The Salesman Movie Review

Iranian filmmaker Asghar Farhadi won his second Oscar with this astute drama which, like 2011's...

Get Out Movie Review

Get Out Movie Review

Leave it to a comedian to make one of the scariest movies in recent memory....

Personal Shopper Movie Review

Personal Shopper Movie Review

After winning a series of major awards for her role in Olivier Assayas' Clouds of...

Advertisement
Certain Women Movie Review

Certain Women Movie Review

In films like Wendy and Lucy and Meek's Cutoff, writer-director Kelly Reichardt has told sharply...

Kong: Skull Island Movie Review

Kong: Skull Island Movie Review

After the success of 2014's Godzilla reboot, the Warner Bros monsters get their own franchise,...

Viceroy's House Movie Review

Viceroy's House Movie Review

Filmmaker Gurinder Chada (Bend It Like Beckham) draws on her own family history to explore...

Trespass Against Us Movie Review

Trespass Against Us Movie Review

With an extra dose of attitude and energy, this Irish comedy-drama hits us like a...

Logan Movie Review

Logan Movie Review

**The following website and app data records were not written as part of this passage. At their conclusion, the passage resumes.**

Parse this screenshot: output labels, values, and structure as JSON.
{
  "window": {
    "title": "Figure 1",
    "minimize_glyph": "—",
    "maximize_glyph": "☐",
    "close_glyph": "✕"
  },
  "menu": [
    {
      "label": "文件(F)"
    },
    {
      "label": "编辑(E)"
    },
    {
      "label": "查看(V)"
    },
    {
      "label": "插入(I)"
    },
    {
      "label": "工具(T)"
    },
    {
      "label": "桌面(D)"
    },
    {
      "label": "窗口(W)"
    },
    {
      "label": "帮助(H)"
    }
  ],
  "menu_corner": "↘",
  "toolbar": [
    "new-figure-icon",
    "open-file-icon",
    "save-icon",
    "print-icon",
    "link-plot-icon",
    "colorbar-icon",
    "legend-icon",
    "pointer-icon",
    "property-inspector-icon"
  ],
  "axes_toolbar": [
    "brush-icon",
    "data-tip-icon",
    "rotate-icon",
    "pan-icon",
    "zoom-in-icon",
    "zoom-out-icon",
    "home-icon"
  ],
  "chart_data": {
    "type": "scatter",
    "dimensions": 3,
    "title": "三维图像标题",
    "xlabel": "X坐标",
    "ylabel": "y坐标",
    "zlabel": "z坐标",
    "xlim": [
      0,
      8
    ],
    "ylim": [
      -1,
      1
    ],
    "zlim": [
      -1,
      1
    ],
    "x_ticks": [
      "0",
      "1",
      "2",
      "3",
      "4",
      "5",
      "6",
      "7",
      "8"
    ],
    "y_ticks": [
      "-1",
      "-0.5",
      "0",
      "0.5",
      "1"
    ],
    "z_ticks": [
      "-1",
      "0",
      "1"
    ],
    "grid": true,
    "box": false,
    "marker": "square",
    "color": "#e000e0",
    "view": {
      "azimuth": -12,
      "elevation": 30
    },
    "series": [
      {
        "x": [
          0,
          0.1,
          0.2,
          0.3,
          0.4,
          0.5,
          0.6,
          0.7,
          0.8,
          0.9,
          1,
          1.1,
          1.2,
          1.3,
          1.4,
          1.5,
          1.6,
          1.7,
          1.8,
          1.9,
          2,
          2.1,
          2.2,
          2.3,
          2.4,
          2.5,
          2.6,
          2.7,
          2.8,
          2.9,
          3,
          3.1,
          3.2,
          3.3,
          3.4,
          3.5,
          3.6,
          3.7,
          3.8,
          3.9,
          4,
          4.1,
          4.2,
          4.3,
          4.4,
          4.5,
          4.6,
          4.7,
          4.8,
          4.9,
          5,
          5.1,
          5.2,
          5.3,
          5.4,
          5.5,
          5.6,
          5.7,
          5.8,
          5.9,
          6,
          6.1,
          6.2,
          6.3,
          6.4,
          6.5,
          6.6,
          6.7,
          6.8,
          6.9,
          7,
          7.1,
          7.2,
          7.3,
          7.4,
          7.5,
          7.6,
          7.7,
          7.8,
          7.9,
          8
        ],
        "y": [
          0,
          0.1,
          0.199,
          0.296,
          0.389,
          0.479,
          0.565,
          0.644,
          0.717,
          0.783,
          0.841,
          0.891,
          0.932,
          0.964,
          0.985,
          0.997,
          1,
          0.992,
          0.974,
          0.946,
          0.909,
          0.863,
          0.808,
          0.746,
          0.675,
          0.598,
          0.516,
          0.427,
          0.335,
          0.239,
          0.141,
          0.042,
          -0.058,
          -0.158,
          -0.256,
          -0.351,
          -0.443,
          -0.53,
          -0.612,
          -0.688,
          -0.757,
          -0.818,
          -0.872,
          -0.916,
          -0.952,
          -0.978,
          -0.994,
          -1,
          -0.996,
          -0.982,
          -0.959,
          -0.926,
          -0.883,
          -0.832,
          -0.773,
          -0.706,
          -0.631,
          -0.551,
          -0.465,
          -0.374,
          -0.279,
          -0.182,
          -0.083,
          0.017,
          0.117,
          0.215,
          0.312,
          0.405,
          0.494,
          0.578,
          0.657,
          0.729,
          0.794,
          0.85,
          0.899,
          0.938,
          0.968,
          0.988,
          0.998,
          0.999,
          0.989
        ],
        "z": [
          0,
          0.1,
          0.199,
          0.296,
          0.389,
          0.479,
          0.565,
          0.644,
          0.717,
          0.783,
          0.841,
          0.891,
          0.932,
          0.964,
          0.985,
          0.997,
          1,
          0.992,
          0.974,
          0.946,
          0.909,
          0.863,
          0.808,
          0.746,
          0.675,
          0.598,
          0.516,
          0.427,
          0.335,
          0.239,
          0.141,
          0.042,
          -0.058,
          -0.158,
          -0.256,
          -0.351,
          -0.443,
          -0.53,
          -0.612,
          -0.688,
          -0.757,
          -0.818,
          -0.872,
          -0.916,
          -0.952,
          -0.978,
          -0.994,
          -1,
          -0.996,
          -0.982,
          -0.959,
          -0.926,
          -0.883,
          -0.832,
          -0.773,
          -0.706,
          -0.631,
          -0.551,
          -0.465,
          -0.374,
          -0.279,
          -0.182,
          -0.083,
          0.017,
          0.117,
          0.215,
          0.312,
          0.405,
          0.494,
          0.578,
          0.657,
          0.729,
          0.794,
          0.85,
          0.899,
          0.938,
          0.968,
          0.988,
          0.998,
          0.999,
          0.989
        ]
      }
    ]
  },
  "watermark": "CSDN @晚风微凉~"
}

Hugh Jackman returns to his signature role one last time (so he says), reuniting with...

Patriots Day Movie Review

Patriots Day Movie Review

The third time's a charm for Mark Wahlberg and director Peter Berg, who previously teamed...

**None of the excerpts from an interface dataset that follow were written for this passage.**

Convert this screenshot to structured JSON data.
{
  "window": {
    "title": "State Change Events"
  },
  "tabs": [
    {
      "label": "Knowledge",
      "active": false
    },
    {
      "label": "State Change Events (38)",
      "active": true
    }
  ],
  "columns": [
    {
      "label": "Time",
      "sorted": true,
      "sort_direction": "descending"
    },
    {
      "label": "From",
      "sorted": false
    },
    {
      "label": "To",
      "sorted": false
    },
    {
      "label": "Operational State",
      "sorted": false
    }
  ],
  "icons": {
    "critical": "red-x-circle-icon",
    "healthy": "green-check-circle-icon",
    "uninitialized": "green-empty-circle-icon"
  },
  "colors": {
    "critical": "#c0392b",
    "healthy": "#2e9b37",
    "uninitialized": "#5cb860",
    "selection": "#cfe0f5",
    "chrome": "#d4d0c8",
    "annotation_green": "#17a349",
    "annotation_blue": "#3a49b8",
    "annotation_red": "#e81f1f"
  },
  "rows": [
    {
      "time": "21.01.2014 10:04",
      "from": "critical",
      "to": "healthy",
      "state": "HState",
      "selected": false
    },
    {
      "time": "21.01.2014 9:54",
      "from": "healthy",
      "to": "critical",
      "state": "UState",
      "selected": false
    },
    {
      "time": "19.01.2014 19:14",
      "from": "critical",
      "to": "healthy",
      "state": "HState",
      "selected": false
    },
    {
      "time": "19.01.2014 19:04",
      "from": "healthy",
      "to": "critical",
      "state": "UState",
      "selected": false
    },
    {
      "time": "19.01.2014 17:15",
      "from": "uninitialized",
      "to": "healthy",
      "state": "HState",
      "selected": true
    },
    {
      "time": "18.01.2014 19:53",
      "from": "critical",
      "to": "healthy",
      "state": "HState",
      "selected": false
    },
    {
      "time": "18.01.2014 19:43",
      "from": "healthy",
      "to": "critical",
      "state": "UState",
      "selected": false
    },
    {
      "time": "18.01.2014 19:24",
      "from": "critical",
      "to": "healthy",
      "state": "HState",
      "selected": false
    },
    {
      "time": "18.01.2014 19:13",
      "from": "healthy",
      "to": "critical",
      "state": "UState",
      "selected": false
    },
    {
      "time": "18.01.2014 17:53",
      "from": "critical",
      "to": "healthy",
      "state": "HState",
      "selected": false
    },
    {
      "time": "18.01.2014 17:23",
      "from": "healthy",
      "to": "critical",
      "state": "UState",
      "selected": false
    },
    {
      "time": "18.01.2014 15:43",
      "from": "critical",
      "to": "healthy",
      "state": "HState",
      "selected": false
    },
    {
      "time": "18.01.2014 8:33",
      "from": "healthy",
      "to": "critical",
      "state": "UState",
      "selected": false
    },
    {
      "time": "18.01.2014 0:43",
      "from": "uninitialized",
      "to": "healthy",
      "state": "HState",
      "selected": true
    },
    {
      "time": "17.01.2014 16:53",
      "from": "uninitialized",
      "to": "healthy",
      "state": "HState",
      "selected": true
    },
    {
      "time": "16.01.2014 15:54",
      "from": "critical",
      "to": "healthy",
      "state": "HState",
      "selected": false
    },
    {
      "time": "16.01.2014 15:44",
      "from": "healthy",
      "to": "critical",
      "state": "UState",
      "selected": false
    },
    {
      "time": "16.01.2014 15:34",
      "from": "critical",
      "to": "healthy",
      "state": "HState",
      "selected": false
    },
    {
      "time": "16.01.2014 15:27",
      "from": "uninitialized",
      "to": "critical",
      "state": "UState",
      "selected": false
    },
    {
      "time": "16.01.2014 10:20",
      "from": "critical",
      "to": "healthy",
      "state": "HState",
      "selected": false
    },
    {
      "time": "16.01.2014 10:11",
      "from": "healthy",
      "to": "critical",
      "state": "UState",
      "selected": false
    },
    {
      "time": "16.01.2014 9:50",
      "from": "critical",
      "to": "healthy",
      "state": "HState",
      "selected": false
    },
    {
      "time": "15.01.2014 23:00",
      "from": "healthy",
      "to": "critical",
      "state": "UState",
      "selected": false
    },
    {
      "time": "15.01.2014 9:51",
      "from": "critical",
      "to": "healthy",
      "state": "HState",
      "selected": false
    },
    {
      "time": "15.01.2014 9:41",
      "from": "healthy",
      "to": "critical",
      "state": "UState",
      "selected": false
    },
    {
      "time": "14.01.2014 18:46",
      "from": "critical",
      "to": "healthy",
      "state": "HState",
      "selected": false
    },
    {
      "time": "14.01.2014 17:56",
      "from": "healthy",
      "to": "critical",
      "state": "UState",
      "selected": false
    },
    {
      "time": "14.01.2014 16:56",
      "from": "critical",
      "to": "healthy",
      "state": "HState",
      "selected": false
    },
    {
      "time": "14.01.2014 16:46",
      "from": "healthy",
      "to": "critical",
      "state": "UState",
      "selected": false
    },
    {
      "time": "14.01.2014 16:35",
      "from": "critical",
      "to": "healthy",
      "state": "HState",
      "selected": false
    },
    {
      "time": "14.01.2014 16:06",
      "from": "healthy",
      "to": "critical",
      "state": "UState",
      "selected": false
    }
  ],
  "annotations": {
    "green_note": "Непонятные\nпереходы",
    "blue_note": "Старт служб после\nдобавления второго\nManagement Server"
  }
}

A Cure for Wellness Movie Review

A Cure for Wellness Movie Review

It's no surprise that this creep-out horror thriller is packed with whizzy visual invention, since...

Advertisement
Artists
Actors
    Filmmakers
      Artists
      Bands
        Musicians
          Artists
          Celebrities
             
              Artists
              Interviews
                musicians & bands in the news
                  actors & filmmakers in the news
                    celebrities in the news

                      Go Back in Time using our News archive to see what happened on a particular day in the past.